Since AtScale’s virtualizes those data platform choices, our customers really like the fact that they can leverage their existing investments in on-premise data platforms (Hadoop, Teradata, Oracle) while migrating to the cloud without disrupting their downstream users. We give our customers a migration path that doesn’t require a wholesale rip and replace”.
Lynch went on to add that in terms of cloud data warehouses, they are seeing tremendous traction from Snowflake with Google BigQuery a distant second, Amazon Redshift a distant third and Azure SQL/DW not really on the radar. Google BigQuery and Snowflake is really popular with retailers at the expense of Amazon Redshift. An in-depth analysis on the performance of those offerings is offered in AtScale’s Cloud Data Warehouse Benchmark Report.
Semantics and virtualization, data integration and data governance

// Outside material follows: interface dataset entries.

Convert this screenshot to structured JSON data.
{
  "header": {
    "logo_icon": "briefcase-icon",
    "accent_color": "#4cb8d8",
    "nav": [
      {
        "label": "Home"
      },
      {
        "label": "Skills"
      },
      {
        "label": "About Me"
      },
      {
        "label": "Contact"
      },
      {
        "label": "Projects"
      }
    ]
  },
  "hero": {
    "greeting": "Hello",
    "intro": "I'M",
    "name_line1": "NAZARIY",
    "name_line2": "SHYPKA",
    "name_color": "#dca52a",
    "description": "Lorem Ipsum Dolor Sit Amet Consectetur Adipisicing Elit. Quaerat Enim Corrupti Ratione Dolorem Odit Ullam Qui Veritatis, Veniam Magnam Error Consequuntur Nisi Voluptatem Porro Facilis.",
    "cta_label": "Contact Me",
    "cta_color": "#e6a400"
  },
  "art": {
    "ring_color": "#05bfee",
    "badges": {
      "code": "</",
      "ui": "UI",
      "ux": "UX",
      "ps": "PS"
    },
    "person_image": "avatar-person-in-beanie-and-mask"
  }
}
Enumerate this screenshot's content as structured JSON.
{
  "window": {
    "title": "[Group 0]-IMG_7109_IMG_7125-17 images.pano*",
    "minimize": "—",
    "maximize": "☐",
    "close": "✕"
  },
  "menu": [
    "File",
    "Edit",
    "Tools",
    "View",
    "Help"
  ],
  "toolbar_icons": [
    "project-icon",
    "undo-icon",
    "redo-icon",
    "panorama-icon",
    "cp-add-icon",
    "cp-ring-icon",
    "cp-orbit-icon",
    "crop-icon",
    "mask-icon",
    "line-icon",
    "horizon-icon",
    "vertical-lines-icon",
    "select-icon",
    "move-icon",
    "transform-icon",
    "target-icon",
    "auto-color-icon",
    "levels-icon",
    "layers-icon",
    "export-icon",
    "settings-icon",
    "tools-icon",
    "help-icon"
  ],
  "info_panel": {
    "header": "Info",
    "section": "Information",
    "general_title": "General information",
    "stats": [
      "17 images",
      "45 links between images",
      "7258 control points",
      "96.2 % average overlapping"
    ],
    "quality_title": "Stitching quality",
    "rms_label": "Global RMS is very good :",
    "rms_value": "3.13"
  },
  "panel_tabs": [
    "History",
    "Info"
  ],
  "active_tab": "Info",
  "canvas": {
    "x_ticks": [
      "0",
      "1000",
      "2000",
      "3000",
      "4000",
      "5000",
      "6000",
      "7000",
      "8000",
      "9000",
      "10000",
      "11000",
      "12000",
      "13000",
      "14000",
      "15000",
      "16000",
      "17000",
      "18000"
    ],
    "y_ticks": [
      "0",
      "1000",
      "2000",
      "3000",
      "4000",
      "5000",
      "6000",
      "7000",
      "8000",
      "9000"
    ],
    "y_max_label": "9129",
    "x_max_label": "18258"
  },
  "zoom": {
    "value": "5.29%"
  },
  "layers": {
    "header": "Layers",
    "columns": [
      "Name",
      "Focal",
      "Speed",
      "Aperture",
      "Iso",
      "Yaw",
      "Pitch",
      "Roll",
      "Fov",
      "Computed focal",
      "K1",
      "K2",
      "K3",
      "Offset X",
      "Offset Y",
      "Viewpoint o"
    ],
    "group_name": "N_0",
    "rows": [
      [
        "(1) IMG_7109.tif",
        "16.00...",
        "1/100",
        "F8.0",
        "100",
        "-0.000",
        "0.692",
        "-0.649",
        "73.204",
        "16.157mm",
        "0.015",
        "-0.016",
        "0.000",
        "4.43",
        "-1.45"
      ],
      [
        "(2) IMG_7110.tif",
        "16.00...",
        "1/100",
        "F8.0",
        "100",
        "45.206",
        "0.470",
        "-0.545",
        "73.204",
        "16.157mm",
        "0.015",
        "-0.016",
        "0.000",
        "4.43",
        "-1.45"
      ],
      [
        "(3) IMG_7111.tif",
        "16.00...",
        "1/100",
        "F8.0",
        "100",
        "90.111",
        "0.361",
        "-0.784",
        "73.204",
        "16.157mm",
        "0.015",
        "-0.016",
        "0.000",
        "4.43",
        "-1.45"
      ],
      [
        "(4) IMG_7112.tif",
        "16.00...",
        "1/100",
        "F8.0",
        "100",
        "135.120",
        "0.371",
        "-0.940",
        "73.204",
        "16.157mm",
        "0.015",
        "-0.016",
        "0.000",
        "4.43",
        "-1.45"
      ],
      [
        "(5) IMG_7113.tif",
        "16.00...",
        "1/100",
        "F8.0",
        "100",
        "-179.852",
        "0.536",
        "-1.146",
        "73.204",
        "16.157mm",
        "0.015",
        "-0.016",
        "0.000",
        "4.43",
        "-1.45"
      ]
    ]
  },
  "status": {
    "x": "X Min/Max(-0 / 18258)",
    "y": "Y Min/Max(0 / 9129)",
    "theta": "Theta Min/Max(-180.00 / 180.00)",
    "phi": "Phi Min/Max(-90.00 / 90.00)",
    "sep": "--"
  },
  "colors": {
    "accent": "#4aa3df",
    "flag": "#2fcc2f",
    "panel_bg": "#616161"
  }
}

Hearing these insights from the trenches was an affirmation. But useful as this may be, this is but a snapshot – tools and preferences change. As far as AtScale is concerned, however, a crucial point is whether its middleware, semantic layer is only capable of addressing these solutions specifically, or it can also be applied to others.
Lynch said that from the beginning, AtScale’s platform was architected to talk to any data platform that exposes a JDBC interface. Hadoop was chosen as the first go to market target, but by no means was the product restricted to that platform:
“To be a universal semantic layer, you have to talk to any data platform and allow connections from any data consumer (BI, AI or custom application). We did just that. In this release, we extended our virtualization capabilities to allow blending of data from multiple data platforms in one virtual cube.
Our expansion to other data platforms is just a normal course of work for us based on customer demand. For example, in this release, we’ve added support for legacy data warehouses like Teradata, Oracle, SQL Server and DB2 based on customer requests”.
For us, this is the point where we needed to open up the discussion to include what we consider bona-fide semantics, too. The AtScale Adaptive Analytics 2020.1 platform release is comprised of 3 pillars. A multi-source intelligent data model, a virtual cube catalog, and self-optimizing query acceleration structures.
The former 2 looked to us like a 1-1 match for data integration and data governance, respectively, and Lynch confirmed that data Integration is a primary use case for AtScale, and data governance is a close second.
Once you have a universal semantic layer that includes intelligent virtualization and is optimized for analytics, Lynch said, many use cases open up. Primarily, he went on to add, with a universal semantic layer, customers can enforce data access policies and security consistently regardless of where the data is stored or who is querying it.
We would not argue with that. What we wondered, however, is whether knowledge graph technology, which offers the same benefits, but also happens to be standardized, as opposed to AtScale’s patented technology, could be an alternative.
Lynch replied that AtScale has built and patented a graph based query optimizer and planner, and that has been a key technology differentiator for them from day one. That may be true, but it does not address what we feel is the most important aspect of knowledge graph standardization – the data models per se. With AtScale, as well as with any proprietary implementation, data models and mappings are proprietary, too.
As far as future plans are concerned, although Lynch did not share specific details, he hinted at upcoming innovations in deployment strategies and autonomous model creation and data discovery.
Our takeaways from it all are rather clear. AtScale, on its part, continues to execute on the path it has carved for itself, apparently with success. By doing so, it gives us valuable insights on what the data and analytics landscape looks like today. And, we might add, a hint to where it’s going: semantics and virtualization, data integration and data governance.